### Work required
I would like each line of the data that holds the word "Upload" copied out.

### Given entries
------------------------------------------------------------

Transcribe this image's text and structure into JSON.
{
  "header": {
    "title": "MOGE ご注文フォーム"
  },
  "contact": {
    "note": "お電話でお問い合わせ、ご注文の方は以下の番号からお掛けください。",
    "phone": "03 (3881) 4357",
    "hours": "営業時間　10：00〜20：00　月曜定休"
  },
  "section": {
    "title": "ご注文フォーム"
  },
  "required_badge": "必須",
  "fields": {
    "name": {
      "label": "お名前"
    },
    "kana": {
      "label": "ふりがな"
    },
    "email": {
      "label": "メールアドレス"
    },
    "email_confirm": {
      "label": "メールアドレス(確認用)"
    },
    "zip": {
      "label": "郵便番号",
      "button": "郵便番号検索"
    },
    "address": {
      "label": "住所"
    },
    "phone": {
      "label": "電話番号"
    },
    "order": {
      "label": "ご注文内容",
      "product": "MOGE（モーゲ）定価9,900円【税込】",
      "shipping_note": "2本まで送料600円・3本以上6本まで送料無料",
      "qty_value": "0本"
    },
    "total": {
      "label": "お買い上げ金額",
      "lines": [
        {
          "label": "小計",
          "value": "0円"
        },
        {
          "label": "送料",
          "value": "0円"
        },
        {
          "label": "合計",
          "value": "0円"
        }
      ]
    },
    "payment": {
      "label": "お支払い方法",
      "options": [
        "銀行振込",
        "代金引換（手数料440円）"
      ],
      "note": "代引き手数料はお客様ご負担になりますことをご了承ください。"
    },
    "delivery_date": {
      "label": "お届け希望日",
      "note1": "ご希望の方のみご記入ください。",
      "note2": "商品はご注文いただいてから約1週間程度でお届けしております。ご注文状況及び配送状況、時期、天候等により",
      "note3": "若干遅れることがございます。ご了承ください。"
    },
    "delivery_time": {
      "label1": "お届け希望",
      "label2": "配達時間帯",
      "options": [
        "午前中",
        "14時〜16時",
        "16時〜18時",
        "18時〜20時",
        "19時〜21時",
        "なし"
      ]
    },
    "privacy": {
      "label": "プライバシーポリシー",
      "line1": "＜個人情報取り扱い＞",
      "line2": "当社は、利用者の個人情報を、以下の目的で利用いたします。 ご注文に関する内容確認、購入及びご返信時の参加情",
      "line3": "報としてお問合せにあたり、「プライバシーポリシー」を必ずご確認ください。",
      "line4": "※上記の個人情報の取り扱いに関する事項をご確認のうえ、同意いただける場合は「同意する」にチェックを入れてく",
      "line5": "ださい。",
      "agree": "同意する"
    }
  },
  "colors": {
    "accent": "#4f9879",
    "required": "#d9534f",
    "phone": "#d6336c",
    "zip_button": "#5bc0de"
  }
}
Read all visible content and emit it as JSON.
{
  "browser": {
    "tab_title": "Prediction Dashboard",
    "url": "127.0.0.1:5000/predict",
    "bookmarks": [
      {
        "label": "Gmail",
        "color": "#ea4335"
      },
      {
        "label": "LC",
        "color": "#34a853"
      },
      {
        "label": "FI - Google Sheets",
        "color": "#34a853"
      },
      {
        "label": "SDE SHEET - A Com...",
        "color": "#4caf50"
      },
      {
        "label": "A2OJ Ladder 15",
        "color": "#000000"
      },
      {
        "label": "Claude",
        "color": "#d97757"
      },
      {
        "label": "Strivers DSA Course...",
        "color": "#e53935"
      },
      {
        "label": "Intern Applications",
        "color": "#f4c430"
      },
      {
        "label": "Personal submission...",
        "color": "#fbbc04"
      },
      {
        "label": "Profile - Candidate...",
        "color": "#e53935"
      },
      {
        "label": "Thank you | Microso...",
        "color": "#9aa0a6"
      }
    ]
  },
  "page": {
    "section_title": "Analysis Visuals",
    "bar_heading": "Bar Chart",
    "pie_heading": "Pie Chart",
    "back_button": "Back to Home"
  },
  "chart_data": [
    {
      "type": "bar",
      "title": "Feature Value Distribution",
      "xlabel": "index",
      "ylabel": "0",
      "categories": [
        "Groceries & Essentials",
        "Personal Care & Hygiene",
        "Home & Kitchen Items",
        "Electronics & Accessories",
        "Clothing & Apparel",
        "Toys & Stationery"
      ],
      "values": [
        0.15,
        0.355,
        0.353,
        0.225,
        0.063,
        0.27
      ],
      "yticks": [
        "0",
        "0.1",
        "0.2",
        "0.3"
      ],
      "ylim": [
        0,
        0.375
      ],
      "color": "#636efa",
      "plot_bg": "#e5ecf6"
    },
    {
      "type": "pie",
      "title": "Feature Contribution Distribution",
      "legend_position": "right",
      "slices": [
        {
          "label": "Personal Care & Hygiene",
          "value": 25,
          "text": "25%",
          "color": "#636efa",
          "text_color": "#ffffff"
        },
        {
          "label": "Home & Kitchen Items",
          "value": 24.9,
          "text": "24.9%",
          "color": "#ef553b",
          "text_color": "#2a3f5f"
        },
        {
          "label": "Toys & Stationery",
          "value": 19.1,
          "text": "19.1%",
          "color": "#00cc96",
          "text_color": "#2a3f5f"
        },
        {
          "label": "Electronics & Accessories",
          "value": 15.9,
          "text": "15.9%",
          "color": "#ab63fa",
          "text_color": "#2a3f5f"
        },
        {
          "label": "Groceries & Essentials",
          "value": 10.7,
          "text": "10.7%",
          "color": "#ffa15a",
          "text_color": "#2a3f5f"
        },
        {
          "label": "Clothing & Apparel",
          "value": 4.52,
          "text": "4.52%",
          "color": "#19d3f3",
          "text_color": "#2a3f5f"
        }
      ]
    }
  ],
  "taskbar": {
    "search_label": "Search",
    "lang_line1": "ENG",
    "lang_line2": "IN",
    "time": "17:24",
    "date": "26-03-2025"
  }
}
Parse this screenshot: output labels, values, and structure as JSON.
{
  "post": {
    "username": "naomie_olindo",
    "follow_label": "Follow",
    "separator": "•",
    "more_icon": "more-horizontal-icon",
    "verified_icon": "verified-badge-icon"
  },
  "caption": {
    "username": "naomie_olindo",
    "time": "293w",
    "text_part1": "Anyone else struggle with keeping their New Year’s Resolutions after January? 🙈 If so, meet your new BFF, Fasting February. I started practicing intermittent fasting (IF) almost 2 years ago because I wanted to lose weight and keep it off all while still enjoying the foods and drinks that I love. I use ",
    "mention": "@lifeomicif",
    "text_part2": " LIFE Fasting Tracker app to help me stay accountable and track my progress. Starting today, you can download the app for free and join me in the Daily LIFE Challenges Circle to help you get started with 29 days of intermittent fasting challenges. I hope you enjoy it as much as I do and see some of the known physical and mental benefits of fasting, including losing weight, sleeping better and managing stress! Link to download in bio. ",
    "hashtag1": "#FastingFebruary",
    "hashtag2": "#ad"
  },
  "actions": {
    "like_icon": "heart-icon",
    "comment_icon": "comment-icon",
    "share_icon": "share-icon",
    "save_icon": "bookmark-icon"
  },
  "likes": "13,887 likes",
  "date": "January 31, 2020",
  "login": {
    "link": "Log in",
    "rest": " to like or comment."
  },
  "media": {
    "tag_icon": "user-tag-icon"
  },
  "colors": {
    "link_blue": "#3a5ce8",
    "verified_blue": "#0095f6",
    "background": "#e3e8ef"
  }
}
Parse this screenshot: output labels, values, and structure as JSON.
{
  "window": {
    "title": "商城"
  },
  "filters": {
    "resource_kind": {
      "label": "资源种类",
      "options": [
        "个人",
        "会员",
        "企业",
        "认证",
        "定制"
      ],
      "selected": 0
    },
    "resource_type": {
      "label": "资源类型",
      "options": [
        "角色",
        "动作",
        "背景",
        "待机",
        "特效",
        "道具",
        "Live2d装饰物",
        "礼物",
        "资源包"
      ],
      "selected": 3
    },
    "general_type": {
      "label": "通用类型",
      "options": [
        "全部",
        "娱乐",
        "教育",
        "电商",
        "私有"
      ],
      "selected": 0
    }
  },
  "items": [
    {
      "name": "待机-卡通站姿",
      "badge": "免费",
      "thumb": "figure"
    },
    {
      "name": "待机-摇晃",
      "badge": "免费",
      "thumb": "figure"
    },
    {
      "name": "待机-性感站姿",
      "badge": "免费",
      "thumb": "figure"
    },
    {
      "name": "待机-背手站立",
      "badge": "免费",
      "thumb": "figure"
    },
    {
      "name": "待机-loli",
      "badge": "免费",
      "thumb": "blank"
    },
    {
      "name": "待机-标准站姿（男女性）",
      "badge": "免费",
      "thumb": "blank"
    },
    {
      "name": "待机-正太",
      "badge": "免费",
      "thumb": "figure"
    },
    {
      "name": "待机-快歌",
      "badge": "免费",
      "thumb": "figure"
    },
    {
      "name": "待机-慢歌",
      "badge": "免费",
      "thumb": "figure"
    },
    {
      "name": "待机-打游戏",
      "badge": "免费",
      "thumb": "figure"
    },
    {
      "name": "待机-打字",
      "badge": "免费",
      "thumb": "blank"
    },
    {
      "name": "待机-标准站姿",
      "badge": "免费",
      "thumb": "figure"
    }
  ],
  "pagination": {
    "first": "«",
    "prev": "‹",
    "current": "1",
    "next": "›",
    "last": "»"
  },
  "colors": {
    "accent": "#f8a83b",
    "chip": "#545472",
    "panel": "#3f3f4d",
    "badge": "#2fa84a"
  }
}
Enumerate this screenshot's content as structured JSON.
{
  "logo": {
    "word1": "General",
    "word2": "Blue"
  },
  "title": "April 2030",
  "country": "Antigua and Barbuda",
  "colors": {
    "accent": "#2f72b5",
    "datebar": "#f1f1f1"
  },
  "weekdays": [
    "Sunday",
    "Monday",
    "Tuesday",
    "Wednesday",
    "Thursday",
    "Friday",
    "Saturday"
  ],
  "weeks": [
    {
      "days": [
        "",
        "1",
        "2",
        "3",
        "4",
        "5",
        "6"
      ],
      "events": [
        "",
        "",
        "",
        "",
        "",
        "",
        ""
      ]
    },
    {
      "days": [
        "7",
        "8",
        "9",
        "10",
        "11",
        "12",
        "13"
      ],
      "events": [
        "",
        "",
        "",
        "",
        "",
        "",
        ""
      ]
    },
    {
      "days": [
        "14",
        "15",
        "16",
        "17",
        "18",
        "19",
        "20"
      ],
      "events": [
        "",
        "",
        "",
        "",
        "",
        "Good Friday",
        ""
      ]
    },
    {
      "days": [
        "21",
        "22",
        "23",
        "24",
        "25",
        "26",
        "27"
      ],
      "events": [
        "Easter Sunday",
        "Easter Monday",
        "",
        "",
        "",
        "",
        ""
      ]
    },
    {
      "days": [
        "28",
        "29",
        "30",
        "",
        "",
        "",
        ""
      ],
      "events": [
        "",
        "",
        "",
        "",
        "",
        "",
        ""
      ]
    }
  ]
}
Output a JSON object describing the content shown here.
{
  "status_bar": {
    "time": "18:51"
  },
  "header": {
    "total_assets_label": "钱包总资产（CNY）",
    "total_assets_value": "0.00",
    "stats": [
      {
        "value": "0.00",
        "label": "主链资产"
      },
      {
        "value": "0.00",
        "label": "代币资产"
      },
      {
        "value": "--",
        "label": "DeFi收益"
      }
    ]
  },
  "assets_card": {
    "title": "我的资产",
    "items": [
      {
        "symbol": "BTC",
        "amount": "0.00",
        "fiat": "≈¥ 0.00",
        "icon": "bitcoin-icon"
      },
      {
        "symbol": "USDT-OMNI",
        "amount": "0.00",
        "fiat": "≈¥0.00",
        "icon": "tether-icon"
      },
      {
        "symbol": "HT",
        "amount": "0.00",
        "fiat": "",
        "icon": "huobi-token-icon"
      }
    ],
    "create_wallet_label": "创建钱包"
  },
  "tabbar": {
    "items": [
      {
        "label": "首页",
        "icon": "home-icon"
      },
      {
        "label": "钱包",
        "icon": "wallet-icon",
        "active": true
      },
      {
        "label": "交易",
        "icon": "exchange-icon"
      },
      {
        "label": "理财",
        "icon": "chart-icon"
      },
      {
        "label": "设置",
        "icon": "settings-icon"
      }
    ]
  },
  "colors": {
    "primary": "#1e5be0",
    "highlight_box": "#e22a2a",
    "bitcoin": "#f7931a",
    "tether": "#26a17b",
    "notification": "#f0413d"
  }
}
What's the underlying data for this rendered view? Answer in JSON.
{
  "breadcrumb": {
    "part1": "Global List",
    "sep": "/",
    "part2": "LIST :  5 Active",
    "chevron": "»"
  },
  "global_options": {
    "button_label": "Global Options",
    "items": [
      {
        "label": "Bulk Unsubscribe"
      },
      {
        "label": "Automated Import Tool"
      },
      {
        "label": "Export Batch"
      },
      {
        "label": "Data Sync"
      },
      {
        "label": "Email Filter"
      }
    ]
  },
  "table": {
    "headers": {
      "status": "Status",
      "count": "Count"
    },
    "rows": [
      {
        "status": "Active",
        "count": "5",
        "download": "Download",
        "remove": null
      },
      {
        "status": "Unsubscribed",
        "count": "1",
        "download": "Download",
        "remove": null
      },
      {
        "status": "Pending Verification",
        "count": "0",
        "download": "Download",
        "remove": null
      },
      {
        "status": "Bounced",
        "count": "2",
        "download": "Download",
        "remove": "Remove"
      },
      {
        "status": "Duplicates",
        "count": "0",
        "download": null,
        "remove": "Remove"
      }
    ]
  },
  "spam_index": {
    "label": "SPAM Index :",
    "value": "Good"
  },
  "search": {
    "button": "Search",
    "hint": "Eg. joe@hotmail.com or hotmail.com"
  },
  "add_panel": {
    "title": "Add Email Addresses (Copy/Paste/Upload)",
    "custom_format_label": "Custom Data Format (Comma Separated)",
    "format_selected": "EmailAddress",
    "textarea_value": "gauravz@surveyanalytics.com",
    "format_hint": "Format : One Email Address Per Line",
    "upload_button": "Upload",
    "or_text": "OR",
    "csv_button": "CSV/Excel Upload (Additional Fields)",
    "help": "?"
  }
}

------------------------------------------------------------

### Answer for this exercise
    "title": "Add Email Addresses (Copy/Paste/Upload)",
    "upload_button": "Upload",
    "csv_button": "CSV/Excel Upload (Additional Fields)",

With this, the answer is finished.